Francesca Hayward and Alexander Campbell in Giselle.© Dave Morgan, courtesy the Royal Opera House. (Click image for larger version)

Francesca Hayward and Alexander Campbell in Giselle.
© Dave Morgan, courtesy the Royal Opera House. (Click image for larger version)

In my opinion, Hayward is mismatched with Campbell, miscast as Albrecht.  Though they dance well together, he hasn’t moved on from Hans-Peter in The Nutcracker. Campbell has an inexpressive, plump-cheeked face that makes him look more like a village youth than a philandering aristocrat. He barely reacted when the ducal hunting party arrived to expose Albrecht’s duplicity, and appeared only mildly perturbed by Giselle’s descent into madness. Hayward needs to be paired with a noble, experienced Albrecht enchanted by her trust in him – a foil for her seeming fragility, so that she can strengthen her interpretation.

In Act II, Hayward’s Giselle is a different being, an unearthly spirit claimed by supernatural forces. She is impelled to dance from the moment she is initiated as a wili, whirling and bounding across the forest glade. The droop of her head implies her sad awareness of being cursed to remain forever undead. As she embraces Albrecht, wafting the air around him, she seems to have infinite pity for his weakness, as though far wiser than he about human failings.  It’s an exceptionally mature portrayal for a debut, as well as a technically assured one.  She and the solo violinist, Sergey Levitin, phrased her appearances as a vision to Albrecht so magically that, like him, we could hardly believe that she had a physical presence.
 

The Royal Ballet in <I>Giselle</I>.<br />© Dave Morgan, courtesy the Royal Opera House. (Click image for larger version)

The Royal Ballet in Giselle.
© Dave Morgan, courtesy the Royal Opera House. (Click image for larger version)

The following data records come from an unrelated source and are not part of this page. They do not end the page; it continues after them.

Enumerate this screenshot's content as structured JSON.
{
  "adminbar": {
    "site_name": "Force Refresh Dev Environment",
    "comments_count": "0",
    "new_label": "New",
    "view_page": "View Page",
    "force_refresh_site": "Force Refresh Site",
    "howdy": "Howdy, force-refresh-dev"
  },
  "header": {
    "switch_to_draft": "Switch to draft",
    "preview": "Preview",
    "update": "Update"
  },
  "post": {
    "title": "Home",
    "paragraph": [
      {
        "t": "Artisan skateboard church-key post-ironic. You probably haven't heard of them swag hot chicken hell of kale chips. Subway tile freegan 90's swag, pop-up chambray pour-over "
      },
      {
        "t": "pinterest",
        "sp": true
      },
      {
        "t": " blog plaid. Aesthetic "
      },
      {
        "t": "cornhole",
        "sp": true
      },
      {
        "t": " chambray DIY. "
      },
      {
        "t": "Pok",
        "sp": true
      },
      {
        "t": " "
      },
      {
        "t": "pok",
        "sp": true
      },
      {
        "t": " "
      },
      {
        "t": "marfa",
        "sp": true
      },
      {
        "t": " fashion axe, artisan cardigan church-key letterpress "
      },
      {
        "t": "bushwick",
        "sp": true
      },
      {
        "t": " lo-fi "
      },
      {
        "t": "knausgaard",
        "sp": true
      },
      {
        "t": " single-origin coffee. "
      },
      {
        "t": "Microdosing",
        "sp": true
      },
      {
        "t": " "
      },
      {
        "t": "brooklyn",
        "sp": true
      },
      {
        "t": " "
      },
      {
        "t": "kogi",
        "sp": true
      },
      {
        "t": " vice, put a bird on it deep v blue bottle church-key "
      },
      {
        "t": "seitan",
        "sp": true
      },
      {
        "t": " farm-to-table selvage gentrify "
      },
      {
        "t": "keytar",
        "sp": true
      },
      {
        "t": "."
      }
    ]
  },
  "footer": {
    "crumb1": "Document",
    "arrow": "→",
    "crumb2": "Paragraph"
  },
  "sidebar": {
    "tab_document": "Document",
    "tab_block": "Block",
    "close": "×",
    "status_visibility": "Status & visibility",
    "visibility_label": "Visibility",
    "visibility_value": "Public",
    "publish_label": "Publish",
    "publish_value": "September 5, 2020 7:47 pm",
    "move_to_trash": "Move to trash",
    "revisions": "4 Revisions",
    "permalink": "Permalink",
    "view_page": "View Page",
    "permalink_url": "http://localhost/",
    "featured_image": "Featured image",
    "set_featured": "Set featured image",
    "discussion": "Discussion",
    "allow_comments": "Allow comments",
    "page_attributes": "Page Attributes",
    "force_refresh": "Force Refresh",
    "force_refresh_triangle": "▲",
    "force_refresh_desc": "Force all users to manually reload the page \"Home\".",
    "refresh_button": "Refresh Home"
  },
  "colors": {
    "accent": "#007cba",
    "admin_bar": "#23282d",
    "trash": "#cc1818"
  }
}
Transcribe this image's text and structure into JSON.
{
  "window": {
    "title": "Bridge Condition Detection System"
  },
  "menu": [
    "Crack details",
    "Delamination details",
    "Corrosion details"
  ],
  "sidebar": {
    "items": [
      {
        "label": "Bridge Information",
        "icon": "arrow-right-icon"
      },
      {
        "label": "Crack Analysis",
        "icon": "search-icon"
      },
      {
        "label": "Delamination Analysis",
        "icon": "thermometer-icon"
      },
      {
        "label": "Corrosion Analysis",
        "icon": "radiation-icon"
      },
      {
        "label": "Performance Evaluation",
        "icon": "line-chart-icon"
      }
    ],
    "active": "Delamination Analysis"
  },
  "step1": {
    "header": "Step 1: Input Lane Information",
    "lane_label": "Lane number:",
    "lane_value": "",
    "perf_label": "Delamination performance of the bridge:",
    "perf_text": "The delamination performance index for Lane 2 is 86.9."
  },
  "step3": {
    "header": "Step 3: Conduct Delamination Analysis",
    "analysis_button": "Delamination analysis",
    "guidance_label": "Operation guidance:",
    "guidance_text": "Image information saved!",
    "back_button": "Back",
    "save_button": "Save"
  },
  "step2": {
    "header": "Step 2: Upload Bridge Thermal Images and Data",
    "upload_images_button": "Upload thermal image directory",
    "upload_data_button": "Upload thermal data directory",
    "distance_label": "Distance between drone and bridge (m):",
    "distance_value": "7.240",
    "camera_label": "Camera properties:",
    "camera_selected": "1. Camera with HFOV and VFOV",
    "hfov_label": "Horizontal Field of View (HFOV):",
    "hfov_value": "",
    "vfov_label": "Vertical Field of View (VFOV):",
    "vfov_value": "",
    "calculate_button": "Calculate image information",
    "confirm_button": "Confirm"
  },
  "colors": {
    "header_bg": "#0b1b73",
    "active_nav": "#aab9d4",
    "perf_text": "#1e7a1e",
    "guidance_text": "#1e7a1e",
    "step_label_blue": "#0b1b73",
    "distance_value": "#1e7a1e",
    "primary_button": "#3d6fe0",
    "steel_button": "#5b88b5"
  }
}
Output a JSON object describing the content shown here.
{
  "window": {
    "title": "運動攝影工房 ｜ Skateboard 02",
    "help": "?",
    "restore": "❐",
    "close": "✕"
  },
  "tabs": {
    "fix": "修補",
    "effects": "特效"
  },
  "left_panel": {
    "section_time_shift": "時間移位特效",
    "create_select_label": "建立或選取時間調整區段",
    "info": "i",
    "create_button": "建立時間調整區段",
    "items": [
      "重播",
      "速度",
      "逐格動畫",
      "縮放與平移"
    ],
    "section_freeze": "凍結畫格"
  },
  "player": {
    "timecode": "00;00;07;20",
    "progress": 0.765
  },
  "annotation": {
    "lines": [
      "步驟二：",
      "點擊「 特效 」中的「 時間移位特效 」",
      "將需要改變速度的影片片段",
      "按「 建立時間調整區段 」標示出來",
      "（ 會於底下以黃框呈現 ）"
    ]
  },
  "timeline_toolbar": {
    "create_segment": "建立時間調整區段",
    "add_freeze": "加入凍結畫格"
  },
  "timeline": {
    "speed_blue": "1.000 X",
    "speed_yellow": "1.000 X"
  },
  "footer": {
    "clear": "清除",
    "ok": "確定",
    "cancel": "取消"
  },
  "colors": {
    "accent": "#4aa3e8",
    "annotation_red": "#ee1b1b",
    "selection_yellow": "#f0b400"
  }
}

Mayara Magri’s Queen of the Wilis reigned over her disciplined sisterhood of vengeful phantoms as of right. Beautiful, buoyant, tireless, she didn’t need to strive to appear sinister. She belonged to an ancient order of wronged female spirits – an order Giselle was destined to join. Hayward succeeded in defying her fate: Myrtha, though, would never die. By the time dawn lightened the sky and broke the spell, I hope the watching youngsters were as transported as I was.
 
 

About author
Work for DanceTabs
Reviews on Balletco

A long-established dance writer, Jann Parry was dance critic for The Observer from 1983 to 2004 and wrote the award-winning biography of choreographer Kenneth MacMillan: 'Different Drummer', Faber and Faber, 2009. She has written for publications including The Spectator, The Listener, About the House (Royal Opera House magazine), Dance Now, Dance Magazine (USA), Stage Bill (USA) and Dancing Times. As a writer/producer she worked for the BBC World Service from 1970 to 1989, covering current affairs and the arts. As well as producing radio programmes she has contributed to television and radio documentaries about dance and dancers.
1 comment on this postSubmit yours
  1. Bravo, Jann. For being brave enough to say what the fawning acolytes wlll not. Alexander Campbell simply is NOT Albrecht, indeed not principal material, of old he would have been a demi caractere soloist, and Hayward continues to deliver underpowered performances.
    If she is to earn her principal status in terms of artistry and dance, not merely title, she needs a partner who can show her the true characteristics of a danseur noble. As is her level is depressingly bland as milquetoast much of the time, but she does have potential. Campbell on the other hand should have stayed at BRB, next to some of the males the RB is currently fielding he simply doesn’t make the grade.

Submit your comment

Please enter your name

Your name is required

Please enter a valid email address

An email address is required

Please enter your message

DanceTabs © 2018 All Rights Reserved

© All here is copyright DanceTabs and the author concerned. Do not steal our words or pictures please. Thank you.